For students who don’t meet the course requirements because of this, they would have to attend an approved Canadian high school that offers those courses needed in order to even be considered an admission into their program of interest. Due to the cultural and language barriers between Canada and the rest of the world, Canadian courses are often very different from what international students see at home. They are often taught within a Canadian context that is difficult to grasp for students that have newly arrived, as they are not as aware of Canadian norms within the context of education. For some students, it would have been a difficult transition since the courses they take in their hometown are in their native language — and a transition from known topics to another language is an added challenge.
An added issue for international students is navigating university and course selection after getting accepted for their program of choice. If you already got accepted into university, depending on how early or late you were, you can start deciding your classes for the Fall and Winter semesters. In the case of the Faculty of Arts, navigating the first year as an international student can be a difficult process considering the requirements for degrees are not laid out as clearly as they should be. My major is Communications and Media Studies (CMS), and at first, I had no idea what classes I should take and the only response I received was an email with some program requirements. Domestic students go through this also, but probably have some idea of how to navigate the system with the help of an older sibling or friends from high school. International students do not always have this support.
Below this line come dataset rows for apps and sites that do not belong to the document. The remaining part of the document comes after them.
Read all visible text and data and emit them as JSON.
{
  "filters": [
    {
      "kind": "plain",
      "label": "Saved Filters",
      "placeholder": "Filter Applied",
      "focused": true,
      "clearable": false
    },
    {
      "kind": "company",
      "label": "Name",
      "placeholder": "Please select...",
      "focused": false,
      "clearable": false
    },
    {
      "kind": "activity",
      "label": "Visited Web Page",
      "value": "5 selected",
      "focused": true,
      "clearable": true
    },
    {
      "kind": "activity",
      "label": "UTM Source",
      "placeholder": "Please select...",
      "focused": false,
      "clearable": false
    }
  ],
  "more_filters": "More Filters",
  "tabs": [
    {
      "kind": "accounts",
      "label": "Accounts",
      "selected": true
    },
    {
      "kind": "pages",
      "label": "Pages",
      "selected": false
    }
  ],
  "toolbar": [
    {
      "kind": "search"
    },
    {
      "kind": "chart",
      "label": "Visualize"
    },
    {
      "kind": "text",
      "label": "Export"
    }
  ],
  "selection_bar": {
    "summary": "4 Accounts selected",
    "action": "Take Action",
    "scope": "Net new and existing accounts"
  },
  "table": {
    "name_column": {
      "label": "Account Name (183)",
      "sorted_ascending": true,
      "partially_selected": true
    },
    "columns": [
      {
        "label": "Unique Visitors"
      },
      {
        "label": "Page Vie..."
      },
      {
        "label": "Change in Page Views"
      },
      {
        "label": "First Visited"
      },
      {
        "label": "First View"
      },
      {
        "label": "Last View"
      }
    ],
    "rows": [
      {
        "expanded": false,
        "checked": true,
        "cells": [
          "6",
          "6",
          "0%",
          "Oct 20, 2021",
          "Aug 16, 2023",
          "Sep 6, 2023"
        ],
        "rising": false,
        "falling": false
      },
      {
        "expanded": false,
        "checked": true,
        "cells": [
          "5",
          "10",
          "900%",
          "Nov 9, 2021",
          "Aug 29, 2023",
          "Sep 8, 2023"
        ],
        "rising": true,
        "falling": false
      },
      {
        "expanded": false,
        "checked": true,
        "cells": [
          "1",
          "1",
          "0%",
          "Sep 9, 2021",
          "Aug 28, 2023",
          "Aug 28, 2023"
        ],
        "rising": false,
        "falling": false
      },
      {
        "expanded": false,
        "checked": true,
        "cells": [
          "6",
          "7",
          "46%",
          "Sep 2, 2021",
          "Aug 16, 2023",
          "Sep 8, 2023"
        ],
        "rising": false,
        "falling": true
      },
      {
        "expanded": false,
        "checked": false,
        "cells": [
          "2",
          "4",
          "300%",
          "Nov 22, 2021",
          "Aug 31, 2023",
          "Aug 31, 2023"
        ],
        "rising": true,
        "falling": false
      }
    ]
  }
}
The U of C website is very confusing since it shows all the CMS labelled courses but not real guides through all the core courses that I had to take in order to successfully graduate. It was not clear what courses I had to take and during which year either, so during my first semester I went to advising appointments multiple times to understand all the course requirements and which courses were according to my degree. The whole process is particularly difficult for international students because we have to deal with not being on campus and in many cases deal with a time difference. Also, it is very difficult to find someone who is going through the same process in the same university for international students. In my case, I did not know anyone from my same hometown attending U of C so I had to figure a lot of things by myself.
For comparison, many other universities have their core courses available online for any students who are interested in their program, a few being the University of Washington and Concordia University — both of which have specific courses you have to take and a good description of what the course is about. When we compare these outlines to those given by the U of C, we see it is lacking and it should be changed for students for clarity’s sake.
The university should have a better platform and help incoming first-year international students since they face many different issues already such as moving to an entirely different country. They have to face the registration of classes and manage those first steps which can be very confusing since the information that is given to us is limited. It would be better if there was more clarity and an improved course registration system for incoming and current students.
Around the World is a column about the international student experience and a platform for the voices of those students to be heard. It aims to raise topics often avoided and issues often unspoken about as they pertain to international students at the University of Calgary. This column is a part of our Voices section.